(Data under study Opens)

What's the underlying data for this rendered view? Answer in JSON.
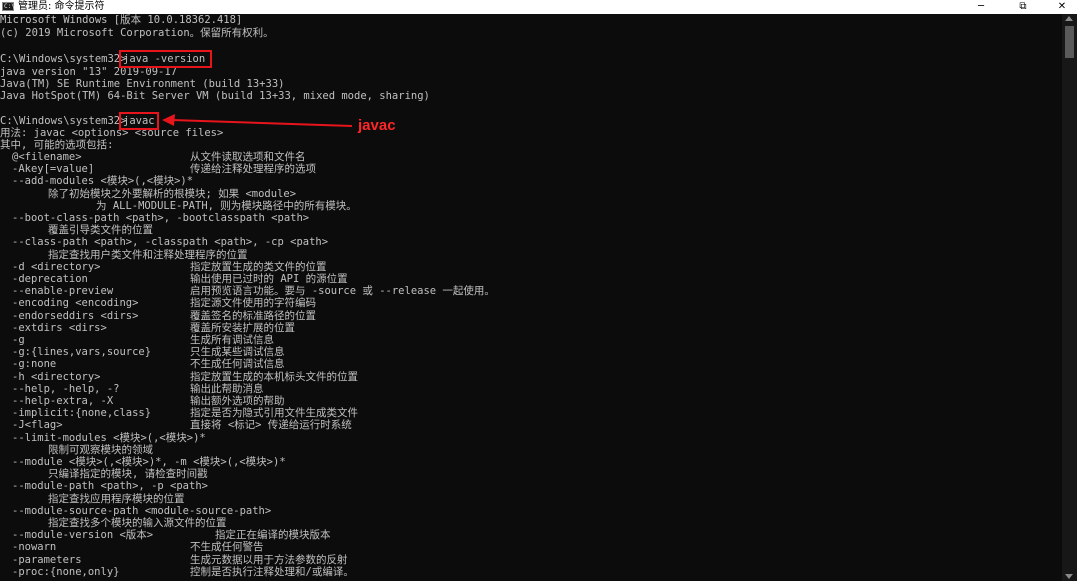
{
  "window": {
    "title": "管理员: 命令提示符",
    "icon_text": "C:\\",
    "minimize_glyph": "─",
    "maximize_glyph": "⧉",
    "close_glyph": "✕"
  },
  "annotation": {
    "label": "javac",
    "color": "#e8141c"
  },
  "console": {
    "header": [
      "Microsoft Windows [版本 10.0.18362.418]",
      "(c) 2019 Microsoft Corporation。保留所有权利。"
    ],
    "prompt": "C:\\Windows\\system32>",
    "cmd1": "java -version",
    "version_lines": [
      "java version \"13\" 2019-09-17",
      "Java(TM) SE Runtime Environment (build 13+33)",
      "Java HotSpot(TM) 64-Bit Server VM (build 13+33, mixed mode, sharing)"
    ],
    "cmd2": "javac",
    "usage": "用法: javac <options> <source files>",
    "options_header": "其中, 可能的选项包括:",
    "options": [
      {
        "opt": "@<filename>",
        "desc": "从文件读取选项和文件名"
      },
      {
        "opt": "-Akey[=value]",
        "desc": "传递给注释处理程序的选项"
      },
      {
        "opt": "--add-modules <模块>(,<模块>)*",
        "desc": ""
      },
      {
        "sub": "除了初始模块之外要解析的根模块; 如果 <module>",
        "level": 2
      },
      {
        "sub": "为 ALL-MODULE-PATH, 则为模块路径中的所有模块。",
        "level": 3
      },
      {
        "opt": "--boot-class-path <path>, -bootclasspath <path>",
        "desc": ""
      },
      {
        "sub": "覆盖引导类文件的位置",
        "level": 2
      },
      {
        "opt": "--class-path <path>, -classpath <path>, -cp <path>",
        "desc": ""
      },
      {
        "sub": "指定查找用户类文件和注释处理程序的位置",
        "level": 2
      },
      {
        "opt": "-d <directory>",
        "desc": "指定放置生成的类文件的位置"
      },
      {
        "opt": "-deprecation",
        "desc": "输出使用已过时的 API 的源位置"
      },
      {
        "opt": "--enable-preview",
        "desc": "启用预览语言功能。要与 -source 或 --release 一起使用。"
      },
      {
        "opt": "-encoding <encoding>",
        "desc": "指定源文件使用的字符编码"
      },
      {
        "opt": "-endorseddirs <dirs>",
        "desc": "覆盖签名的标准路径的位置"
      },
      {
        "opt": "-extdirs <dirs>",
        "desc": "覆盖所安装扩展的位置"
      },
      {
        "opt": "-g",
        "desc": "生成所有调试信息"
      },
      {
        "opt": "-g:{lines,vars,source}",
        "desc": "只生成某些调试信息"
      },
      {
        "opt": "-g:none",
        "desc": "不生成任何调试信息"
      },
      {
        "opt": "-h <directory>",
        "desc": "指定放置生成的本机标头文件的位置"
      },
      {
        "opt": "--help, -help, -?",
        "desc": "输出此帮助消息"
      },
      {
        "opt": "--help-extra, -X",
        "desc": "输出额外选项的帮助"
      },
      {
        "opt": "-implicit:{none,class}",
        "desc": "指定是否为隐式引用文件生成类文件"
      },
      {
        "opt": "-J<flag>",
        "desc": "直接将 <标记> 传递给运行时系统"
      },
      {
        "opt": "--limit-modules <模块>(,<模块>)*",
        "desc": ""
      },
      {
        "sub": "限制可观察模块的领域",
        "level": 2
      },
      {
        "opt": "--module <模块>(,<模块>)*, -m <模块>(,<模块>)*",
        "desc": ""
      },
      {
        "sub": "只编译指定的模块, 请检查时间戳",
        "level": 2
      },
      {
        "opt": "--module-path <path>, -p <path>",
        "desc": ""
      },
      {
        "sub": "指定查找应用程序模块的位置",
        "level": 2
      },
      {
        "opt": "--module-source-path <module-source-path>",
        "desc": ""
      },
      {
        "sub": "指定查找多个模块的输入源文件的位置",
        "level": 2
      },
      {
        "opt": "--module-version <版本>",
        "desc": "指定正在编译的模块版本",
        "alt": true
      },
      {
        "opt": "-nowarn",
        "desc": "不生成任何警告"
      },
      {
        "opt": "-parameters",
        "desc": "生成元数据以用于方法参数的反射"
      },
      {
        "opt": "-proc:{none,only}",
        "desc": "控制是否执行注释处理和/或编译。"
      }
    ]
  }
}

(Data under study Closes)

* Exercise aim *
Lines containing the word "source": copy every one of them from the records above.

* Result of this exercise *
    "usage": "用法: javac <options> <source files>",
        "desc": "启用预览语言功能。要与 -source 或 --release 一起使用。"
        "opt": "-g:{lines,vars,source}",
        "opt": "--module-source-path <module-source-path>",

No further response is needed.